(Problem to work on):
Please copy each line from the entries that contains the string "data".
### Input records ###
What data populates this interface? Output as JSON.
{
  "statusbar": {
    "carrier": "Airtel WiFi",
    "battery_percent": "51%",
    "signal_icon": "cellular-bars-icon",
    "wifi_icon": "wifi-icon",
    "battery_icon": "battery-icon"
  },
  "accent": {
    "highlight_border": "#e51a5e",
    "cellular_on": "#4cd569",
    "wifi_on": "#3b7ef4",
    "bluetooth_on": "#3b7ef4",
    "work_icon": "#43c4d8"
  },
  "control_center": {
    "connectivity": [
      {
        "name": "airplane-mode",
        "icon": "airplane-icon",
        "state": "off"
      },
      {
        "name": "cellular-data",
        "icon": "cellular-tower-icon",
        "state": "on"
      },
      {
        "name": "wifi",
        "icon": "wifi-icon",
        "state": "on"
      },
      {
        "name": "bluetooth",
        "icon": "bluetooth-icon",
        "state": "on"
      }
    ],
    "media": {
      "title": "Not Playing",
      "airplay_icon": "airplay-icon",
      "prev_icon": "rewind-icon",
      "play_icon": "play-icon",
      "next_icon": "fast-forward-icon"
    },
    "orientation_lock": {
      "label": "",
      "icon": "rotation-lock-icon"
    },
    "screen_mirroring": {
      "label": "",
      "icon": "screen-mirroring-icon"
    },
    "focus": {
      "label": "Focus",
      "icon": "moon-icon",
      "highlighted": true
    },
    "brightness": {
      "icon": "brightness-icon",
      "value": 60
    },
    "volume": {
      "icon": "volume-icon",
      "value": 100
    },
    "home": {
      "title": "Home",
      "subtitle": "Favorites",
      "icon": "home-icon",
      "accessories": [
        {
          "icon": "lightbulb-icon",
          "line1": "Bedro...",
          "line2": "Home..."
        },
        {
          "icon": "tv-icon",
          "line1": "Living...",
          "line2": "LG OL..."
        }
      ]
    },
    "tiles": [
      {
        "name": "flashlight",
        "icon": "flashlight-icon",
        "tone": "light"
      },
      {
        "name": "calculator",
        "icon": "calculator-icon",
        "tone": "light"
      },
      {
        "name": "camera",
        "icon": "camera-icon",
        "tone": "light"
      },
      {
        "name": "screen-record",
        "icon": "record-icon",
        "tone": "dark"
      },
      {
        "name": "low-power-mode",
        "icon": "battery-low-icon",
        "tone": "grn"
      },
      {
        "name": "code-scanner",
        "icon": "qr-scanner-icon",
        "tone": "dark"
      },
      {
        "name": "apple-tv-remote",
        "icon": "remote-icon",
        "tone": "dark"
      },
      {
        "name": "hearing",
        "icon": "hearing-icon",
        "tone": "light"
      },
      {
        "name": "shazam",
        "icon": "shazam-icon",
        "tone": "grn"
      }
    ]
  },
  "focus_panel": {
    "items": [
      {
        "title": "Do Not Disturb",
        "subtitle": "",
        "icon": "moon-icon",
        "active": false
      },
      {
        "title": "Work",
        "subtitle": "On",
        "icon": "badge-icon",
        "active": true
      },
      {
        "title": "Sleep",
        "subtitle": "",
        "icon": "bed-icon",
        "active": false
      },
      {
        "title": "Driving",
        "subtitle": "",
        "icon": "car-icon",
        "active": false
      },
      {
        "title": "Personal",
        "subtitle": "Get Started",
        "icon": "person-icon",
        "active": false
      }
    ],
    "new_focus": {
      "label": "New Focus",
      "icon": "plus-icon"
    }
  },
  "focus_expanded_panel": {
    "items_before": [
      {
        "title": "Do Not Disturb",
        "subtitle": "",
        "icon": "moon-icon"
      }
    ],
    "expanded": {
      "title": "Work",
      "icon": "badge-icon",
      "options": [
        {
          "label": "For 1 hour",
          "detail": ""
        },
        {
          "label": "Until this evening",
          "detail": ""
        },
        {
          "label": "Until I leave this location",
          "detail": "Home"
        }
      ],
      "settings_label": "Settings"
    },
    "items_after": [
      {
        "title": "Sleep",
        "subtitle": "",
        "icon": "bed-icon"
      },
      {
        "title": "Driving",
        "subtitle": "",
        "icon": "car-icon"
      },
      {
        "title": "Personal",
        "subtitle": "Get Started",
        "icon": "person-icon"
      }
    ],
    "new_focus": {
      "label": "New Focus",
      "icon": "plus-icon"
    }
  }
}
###
(Response):
What data populates this interface? Output as JSON.
        "name": "cellular-data",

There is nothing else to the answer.